ASSIGNMENT: The full listing should be duplicated word for word.

INPUT FOR THIS TASK:
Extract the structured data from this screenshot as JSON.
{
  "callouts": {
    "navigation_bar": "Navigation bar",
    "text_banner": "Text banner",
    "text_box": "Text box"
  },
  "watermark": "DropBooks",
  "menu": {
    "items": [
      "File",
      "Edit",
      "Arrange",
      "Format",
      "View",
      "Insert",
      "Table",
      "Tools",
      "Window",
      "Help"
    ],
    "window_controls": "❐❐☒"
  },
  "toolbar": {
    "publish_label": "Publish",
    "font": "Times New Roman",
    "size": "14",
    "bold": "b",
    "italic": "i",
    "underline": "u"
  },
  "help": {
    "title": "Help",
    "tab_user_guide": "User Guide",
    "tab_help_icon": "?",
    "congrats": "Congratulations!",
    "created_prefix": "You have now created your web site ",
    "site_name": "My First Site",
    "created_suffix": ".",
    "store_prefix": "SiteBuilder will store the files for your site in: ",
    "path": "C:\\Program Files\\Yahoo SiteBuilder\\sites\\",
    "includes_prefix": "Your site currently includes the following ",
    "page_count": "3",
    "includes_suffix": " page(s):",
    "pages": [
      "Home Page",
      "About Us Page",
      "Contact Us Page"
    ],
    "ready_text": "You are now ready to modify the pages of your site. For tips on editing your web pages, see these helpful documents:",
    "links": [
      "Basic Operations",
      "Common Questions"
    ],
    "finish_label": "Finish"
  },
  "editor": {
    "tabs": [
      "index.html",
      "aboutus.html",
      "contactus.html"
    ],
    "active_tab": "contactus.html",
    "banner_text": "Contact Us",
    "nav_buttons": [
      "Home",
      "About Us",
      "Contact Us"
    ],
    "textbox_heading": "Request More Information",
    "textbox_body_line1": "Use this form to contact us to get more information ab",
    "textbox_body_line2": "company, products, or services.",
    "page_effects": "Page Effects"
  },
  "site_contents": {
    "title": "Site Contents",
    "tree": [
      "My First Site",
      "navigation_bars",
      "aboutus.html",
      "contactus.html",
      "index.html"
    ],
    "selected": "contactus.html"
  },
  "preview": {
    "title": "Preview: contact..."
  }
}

WRITTEN REPLY:
Extract the structured data from this screenshot as JSON.
{
  "callouts": {
    "navigation_bar": "Navigation bar",
    "text_banner": "Text banner",
    "text_box": "Text box"
  },
  "watermark": "DropBooks",
  "menu": {
    "items": [
      "File",
      "Edit",
      "Arrange",
      "Format",
      "View",
      "Insert",
      "Table",
      "Tools",
      "Window",
      "Help"
    ],
    "window_controls": "❐❐☒"
  },
  "toolbar": {
    "publish_label": "Publish",
    "font": "Times New Roman",
    "size": "14",
    "bold": "b",
    "italic": "i",
    "underline": "u"
  },
  "help": {
    "title": "Help",
    "tab_user_guide": "User Guide",
    "tab_help_icon": "?",
    "congrats": "Congratulations!",
    "created_prefix": "You have now created your web site ",
    "site_name": "My First Site",
    "created_suffix": ".",
    "store_prefix": "SiteBuilder will store the files for your site in: ",
    "path": "C:\\Program Files\\Yahoo SiteBuilder\\sites\\",
    "includes_prefix": "Your site currently includes the following ",
    "page_count": "3",
    "includes_suffix": " page(s):",
    "pages": [
      "Home Page",
      "About Us Page",
      "Contact Us Page"
    ],
    "ready_text": "You are now ready to modify the pages of your site. For tips on editing your web pages, see these helpful documents:",
    "links": [
      "Basic Operations",
      "Common Questions"
    ],
    "finish_label": "Finish"
  },
  "editor": {
    "tabs": [
      "index.html",
      "aboutus.html",
      "contactus.html"
    ],
    "active_tab": "contactus.html",
    "banner_text": "Contact Us",
    "nav_buttons": [
      "Home",
      "About Us",
      "Contact Us"
    ],
    "textbox_heading": "Request More Information",
    "textbox_body_line1": "Use this form to contact us to get more information ab",
    "textbox_body_line2": "company, products, or services.",
    "page_effects": "Page Effects"
  },
  "site_contents": {
    "title": "Site Contents",
    "tree": [
      "My First Site",
      "navigation_bars",
      "aboutus.html",
      "contactus.html",
      "index.html"
    ],
    "selected": "contactus.html"
  },
  "preview": {
    "title": "Preview: contact..."
  }
}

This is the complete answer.